Our environment plays a substantial, and sometimes unexplained, role in how we live our lives. A new set of studies from two German universities helps detangle some of that mystery, showing how priming the brain with darkness and dimming the lights in a workplace both produce enhanced creativity in members of that environment.

Anna Steidle from the University of Stuttgart and Lioba Werth from the University of Hohenheim performed six studies to bolster their thesis.

The first featured 114 German undergraduates who Steidle and Werth arranged in small clusters, of two or three, and separated them according to varying light levels: 150 lux (dim light), 500 lux (conventional office lighting), and 1,500 lux (very bright light). After letting the subjects acclimate themselves to the environment, the researchers gave each group creative insight problems, which were designed to test the subjects' ability to think laterally in a short amount of time.

The results confirmed their thesis. Groups working under dim light solved significantly more problems correctly than the other two groups. What's more, they also reported feeling "free from constraints" more often than the other groups. Those working in regular lighting showed no marked difference from the participants in very bright light.

"These results indicate that dim illumination heightens perceived freedom from constraints," the researchers concluded, "which in turn improves creative performance."

Interestingly enough, the simple act of a person describing when she was in the dark can also boost creativity, due to a psychological effect known as priming. The effect occurs when a person subconsciously moves a thought or idea to the front of their brain as a result of recent exposure to that idea.

This finding came after Steidle and Werth asked two groups to draw a space alien following their story, with one group's stories focusing on dark events and the other's on brightly lit events. Those who recalled times of darkness drew more detailed, creative renditions of the alien.

Steidle and Werth hesitate to praise dim lighting in all aspects of creativeness, however. They draw a distinction when they define innovation as having two parts: idea generation, and then analysis and implementation. Their studies suggest dim light only helps with the first part. Analysis and implementation happen most efficiently in brightly lit environments, they found.

"Creativity may begin in the dark," Steidle and Werth wrote, "but it shouldn't end there."

Perhaps it's the newfound shadows, the dark pockets around the room that dissolve a person's creative boundaries. The light exposes our mistakes, as it were, so we can find comfort when shrouded in the dimness. Whatever the case may be, Steidle and Werth remain confident that bright light subtracts from our potential panache.

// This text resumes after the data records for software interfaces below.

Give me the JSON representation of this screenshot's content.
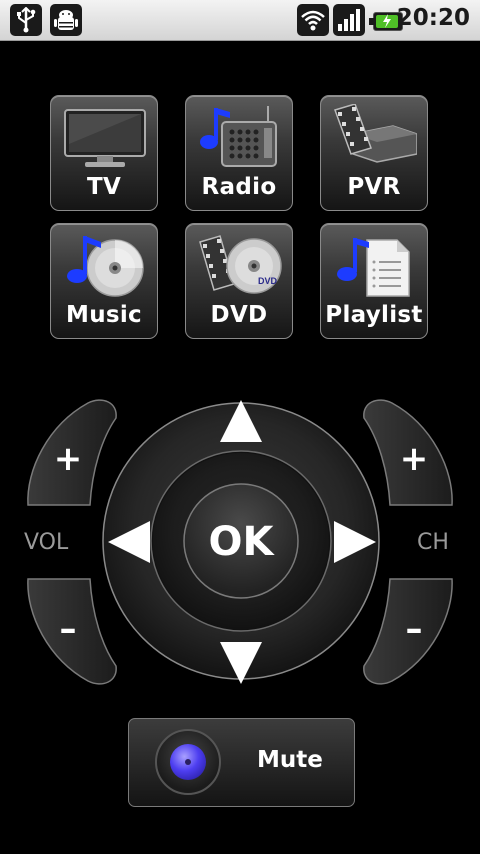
{
  "status_bar": {
    "time": "20:20",
    "icons": [
      "usb-icon",
      "android-debug-icon",
      "wifi-icon",
      "signal-icon",
      "battery-charging-icon"
    ]
  },
  "sources": [
    {
      "label": "TV",
      "icon": "tv-icon"
    },
    {
      "label": "Radio",
      "icon": "radio-icon"
    },
    {
      "label": "PVR",
      "icon": "pvr-icon"
    },
    {
      "label": "Music",
      "icon": "music-icon"
    },
    {
      "label": "DVD",
      "icon": "dvd-icon"
    },
    {
      "label": "Playlist",
      "icon": "playlist-icon"
    }
  ],
  "volume": {
    "label": "VOL",
    "plus": "+",
    "minus": "–"
  },
  "channel": {
    "label": "CH",
    "plus": "+",
    "minus": "–"
  },
  "dpad": {
    "ok_label": "OK"
  },
  "mute": {
    "label": "Mute"
  },
  "colors": {
    "accent_blue": "#3b2ee6",
    "background": "#000000"
  }
}
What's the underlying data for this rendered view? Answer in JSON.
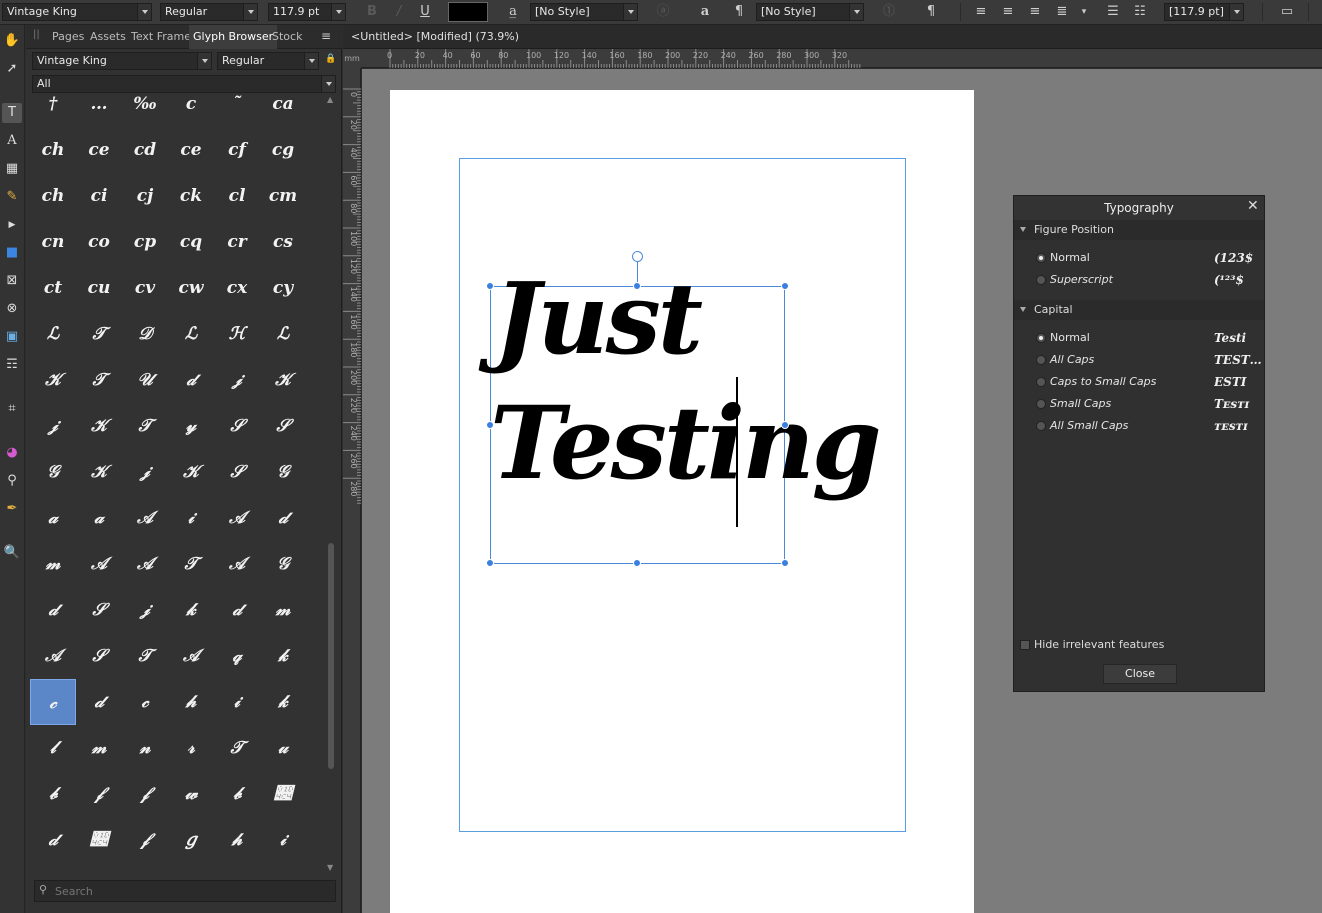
{
  "context_toolbar": {
    "font_family": "Vintage King",
    "font_style": "Regular",
    "font_size": "117.9 pt",
    "bold": "B",
    "italic": "/",
    "underline": "U",
    "char_style": "[No Style]",
    "para_style": "[No Style]",
    "char_glyph": "a",
    "para_glyph": "¶",
    "leading": "[117.9 pt]",
    "fill_color": "#000000"
  },
  "glyph_panel": {
    "tabs": [
      "Pages",
      "Assets",
      "Text Frame",
      "Glyph Browser",
      "Stock"
    ],
    "active_tab": "Glyph Browser",
    "font_family": "Vintage King",
    "font_style": "Regular",
    "subset": "All",
    "search_placeholder": "Search",
    "glyphs": [
      "†",
      "…",
      "‰",
      "c",
      "˜",
      "ca",
      "ch",
      "ce",
      "cd",
      "ce",
      "cf",
      "cg",
      "ch",
      "ci",
      "cj",
      "ck",
      "cl",
      "cm",
      "cn",
      "co",
      "cp",
      "cq",
      "cr",
      "cs",
      "ct",
      "cu",
      "cv",
      "cw",
      "cx",
      "cy",
      "ℒ",
      "𝒯",
      "𝒟",
      "ℒ",
      "ℋ",
      "ℒ",
      "𝒦",
      "𝒯",
      "𝒰",
      "𝒹",
      "𝒿",
      "𝒦",
      "𝒿",
      "𝒦",
      "𝒯",
      "𝓎",
      "𝒮",
      "𝒮",
      "𝒢",
      "𝒦",
      "𝒿",
      "𝒦",
      "𝒮",
      "𝒢",
      "𝒶",
      "𝒶",
      "𝒜",
      "𝒾",
      "𝒜",
      "𝒹",
      "𝓂",
      "𝒜",
      "𝒜",
      "𝒯",
      "𝒜",
      "𝒢",
      "𝒹",
      "𝒮",
      "𝒿",
      "𝓀",
      "𝒹",
      "𝓂",
      "𝒜",
      "𝒮",
      "𝒯",
      "𝒜",
      "𝓆",
      "𝓀",
      "𝒸",
      "𝒹",
      "𝒸",
      "𝒽",
      "𝒾",
      "𝓀",
      "𝓁",
      "𝓂",
      "𝓃",
      "𝓇",
      "𝒯",
      "𝓊",
      "𝒷",
      "𝒻",
      "𝒻",
      "𝓌",
      "𝒷",
      "𝓄",
      "𝒹",
      "𝓄",
      "𝒻",
      "𝑔",
      "𝒽",
      "𝒾"
    ]
  },
  "document": {
    "tab_title": "<Untitled> [Modified] (73.9%)",
    "ruler_unit": "mm",
    "ruler_top": [
      "0",
      "20",
      "40",
      "60",
      "80",
      "100",
      "120",
      "140",
      "160",
      "180",
      "200",
      "220",
      "240",
      "260",
      "280",
      "300",
      "320"
    ],
    "ruler_left": [
      "0",
      "20",
      "40",
      "60",
      "80",
      "100",
      "120",
      "140",
      "160",
      "180",
      "200",
      "220",
      "240",
      "260",
      "280"
    ],
    "text_line1": "Just",
    "text_line2": "Testing"
  },
  "typography_panel": {
    "title": "Typography",
    "sections": [
      {
        "title": "Figure Position",
        "options": [
          {
            "label": "Normal",
            "preview": "(123$",
            "selected": true
          },
          {
            "label": "Superscript",
            "preview": "(¹²³$",
            "selected": false
          }
        ]
      },
      {
        "title": "Capital",
        "options": [
          {
            "label": "Normal",
            "preview": "Testi",
            "selected": true
          },
          {
            "label": "All Caps",
            "preview": "TEST…",
            "selected": false
          },
          {
            "label": "Caps to Small Caps",
            "preview": "ESTI",
            "selected": false
          },
          {
            "label": "Small Caps",
            "preview": "Tᴇsᴛɪ",
            "selected": false
          },
          {
            "label": "All Small Caps",
            "preview": "ᴛᴇsᴛɪ",
            "selected": false
          }
        ]
      }
    ],
    "hide_label": "Hide irrelevant features",
    "close_label": "Close"
  }
}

"Darkness changes a room's visual message," they explained, adding that the move from dark to light can also have symbolic power — a transition characterized by the "Eureka" moment, a light bulb going off above one's head, or the change from a snow white document to a wall of newly inspired text.

Source: Steidle A, Werth L. Freedom from constraints: Darkness and dim illumination promote creativity. Journal of Environmental Psychology. 2013.